Task prompt: Retyping the records exactly, down to the last line, is the whole job.

Available data:
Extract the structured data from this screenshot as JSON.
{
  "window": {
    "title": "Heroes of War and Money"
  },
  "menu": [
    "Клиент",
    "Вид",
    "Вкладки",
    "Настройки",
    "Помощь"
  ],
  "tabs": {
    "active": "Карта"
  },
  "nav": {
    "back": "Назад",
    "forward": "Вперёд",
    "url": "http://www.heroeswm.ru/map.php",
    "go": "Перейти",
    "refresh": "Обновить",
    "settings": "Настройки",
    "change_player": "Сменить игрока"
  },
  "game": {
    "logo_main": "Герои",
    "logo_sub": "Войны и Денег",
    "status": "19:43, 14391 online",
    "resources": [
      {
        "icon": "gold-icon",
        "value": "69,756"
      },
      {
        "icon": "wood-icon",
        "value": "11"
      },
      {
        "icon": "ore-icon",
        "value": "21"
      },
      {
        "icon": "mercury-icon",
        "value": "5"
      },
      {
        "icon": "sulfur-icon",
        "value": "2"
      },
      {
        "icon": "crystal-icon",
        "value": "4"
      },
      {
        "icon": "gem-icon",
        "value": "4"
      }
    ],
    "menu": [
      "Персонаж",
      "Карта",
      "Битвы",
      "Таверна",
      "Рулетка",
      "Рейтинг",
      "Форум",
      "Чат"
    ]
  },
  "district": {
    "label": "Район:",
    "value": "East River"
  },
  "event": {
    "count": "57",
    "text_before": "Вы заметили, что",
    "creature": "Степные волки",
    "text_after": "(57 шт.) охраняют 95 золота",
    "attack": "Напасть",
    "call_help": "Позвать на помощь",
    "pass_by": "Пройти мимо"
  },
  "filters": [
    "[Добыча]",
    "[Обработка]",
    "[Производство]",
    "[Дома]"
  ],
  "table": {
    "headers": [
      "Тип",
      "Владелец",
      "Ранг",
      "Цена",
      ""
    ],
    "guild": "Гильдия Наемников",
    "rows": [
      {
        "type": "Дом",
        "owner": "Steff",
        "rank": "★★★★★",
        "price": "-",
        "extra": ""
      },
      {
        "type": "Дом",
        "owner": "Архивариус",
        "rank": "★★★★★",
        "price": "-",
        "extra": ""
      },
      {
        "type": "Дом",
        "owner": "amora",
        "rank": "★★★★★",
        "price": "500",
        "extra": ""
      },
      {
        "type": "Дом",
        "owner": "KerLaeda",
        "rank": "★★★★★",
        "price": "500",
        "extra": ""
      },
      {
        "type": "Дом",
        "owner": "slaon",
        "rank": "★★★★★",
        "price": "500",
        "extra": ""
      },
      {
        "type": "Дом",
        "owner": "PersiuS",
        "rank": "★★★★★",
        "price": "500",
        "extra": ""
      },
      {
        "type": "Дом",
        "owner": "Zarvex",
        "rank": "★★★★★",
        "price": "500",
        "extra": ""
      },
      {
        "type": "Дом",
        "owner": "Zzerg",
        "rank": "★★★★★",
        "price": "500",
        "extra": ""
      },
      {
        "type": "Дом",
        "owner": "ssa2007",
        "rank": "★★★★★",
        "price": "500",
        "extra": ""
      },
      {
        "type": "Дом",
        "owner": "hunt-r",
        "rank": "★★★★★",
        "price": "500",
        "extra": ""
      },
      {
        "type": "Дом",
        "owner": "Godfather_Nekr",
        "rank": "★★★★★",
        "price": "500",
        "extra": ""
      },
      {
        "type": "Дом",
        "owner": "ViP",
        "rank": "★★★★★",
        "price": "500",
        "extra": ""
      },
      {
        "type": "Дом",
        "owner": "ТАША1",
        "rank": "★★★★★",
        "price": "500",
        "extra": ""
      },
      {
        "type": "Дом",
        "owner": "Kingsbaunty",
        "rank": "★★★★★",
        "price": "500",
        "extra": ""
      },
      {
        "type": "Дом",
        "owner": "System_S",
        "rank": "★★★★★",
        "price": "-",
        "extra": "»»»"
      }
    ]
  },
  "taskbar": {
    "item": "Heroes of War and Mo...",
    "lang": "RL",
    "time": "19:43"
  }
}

Result for this task:
Extract the structured data from this screenshot as JSON.
{
  "window": {
    "title": "Heroes of War and Money"
  },
  "menu": [
    "Клиент",
    "Вид",
    "Вкладки",
    "Настройки",
    "Помощь"
  ],
  "tabs": {
    "active": "Карта"
  },
  "nav": {
    "back": "Назад",
    "forward": "Вперёд",
    "url": "http://www.heroeswm.ru/map.php",
    "go": "Перейти",
    "refresh": "Обновить",
    "settings": "Настройки",
    "change_player": "Сменить игрока"
  },
  "game": {
    "logo_main": "Герои",
    "logo_sub": "Войны и Денег",
    "status": "19:43, 14391 online",
    "resources": [
      {
        "icon": "gold-icon",
        "value": "69,756"
      },
      {
        "icon": "wood-icon",
        "value": "11"
      },
      {
        "icon": "ore-icon",
        "value": "21"
      },
      {
        "icon": "mercury-icon",
        "value": "5"
      },
      {
        "icon": "sulfur-icon",
        "value": "2"
      },
      {
        "icon": "crystal-icon",
        "value": "4"
      },
      {
        "icon": "gem-icon",
        "value": "4"
      }
    ],
    "menu": [
      "Персонаж",
      "Карта",
      "Битвы",
      "Таверна",
      "Рулетка",
      "Рейтинг",
      "Форум",
      "Чат"
    ]
  },
  "district": {
    "label": "Район:",
    "value": "East River"
  },
  "event": {
    "count": "57",
    "text_before": "Вы заметили, что",
    "creature": "Степные волки",
    "text_after": "(57 шт.) охраняют 95 золота",
    "attack": "Напасть",
    "call_help": "Позвать на помощь",
    "pass_by": "Пройти мимо"
  },
  "filters": [
    "[Добыча]",
    "[Обработка]",
    "[Производство]",
    "[Дома]"
  ],
  "table": {
    "headers": [
      "Тип",
      "Владелец",
      "Ранг",
      "Цена",
      ""
    ],
    "guild": "Гильдия Наемников",
    "rows": [
      {
        "type": "Дом",
        "owner": "Steff",
        "rank": "★★★★★",
        "price": "-",
        "extra": ""
      },
      {
        "type": "Дом",
        "owner": "Архивариус",
        "rank": "★★★★★",
        "price": "-",
        "extra": ""
      },
      {
        "type": "Дом",
        "owner": "amora",
        "rank": "★★★★★",
        "price": "500",
        "extra": ""
      },
      {
        "type": "Дом",
        "owner": "KerLaeda",
        "rank": "★★★★★",
        "price": "500",
        "extra": ""
      },
      {
        "type": "Дом",
        "owner": "slaon",
        "rank": "★★★★★",
        "price": "500",
        "extra": ""
      },
      {
        "type": "Дом",
        "owner": "PersiuS",
        "rank": "★★★★★",
        "price": "500",
        "extra": ""
      },
      {
        "type": "Дом",
        "owner": "Zarvex",
        "rank": "★★★★★",
        "price": "500",
        "extra": ""
      },
      {
        "type": "Дом",
        "owner": "Zzerg",
        "rank": "★★★★★",
        "price": "500",
        "extra": ""
      },
      {
        "type": "Дом",
        "owner": "ssa2007",
        "rank": "★★★★★",
        "price": "500",
        "extra": ""
      },
      {
        "type": "Дом",
        "owner": "hunt-r",
        "rank": "★★★★★",
        "price": "500",
        "extra": ""
      },
      {
        "type": "Дом",
        "owner": "Godfather_Nekr",
        "rank": "★★★★★",
        "price": "500",
        "extra": ""
      },
      {
        "type": "Дом",
        "owner": "ViP",
        "rank": "★★★★★",
        "price": "500",
        "extra": ""
      },
      {
        "type": "Дом",
        "owner": "ТАША1",
        "rank": "★★★★★",
        "price": "500",
        "extra": ""
      },
      {
        "type": "Дом",
        "owner": "Kingsbaunty",
        "rank": "★★★★★",
        "price": "500",
        "extra": ""
      },
      {
        "type": "Дом",
        "owner": "System_S",
        "rank": "★★★★★",
        "price": "-",
        "extra": "»»»"
      }
    ]
  },
  "taskbar": {
    "item": "Heroes of War and Mo...",
    "lang": "RL",
    "time": "19:43"
  }
}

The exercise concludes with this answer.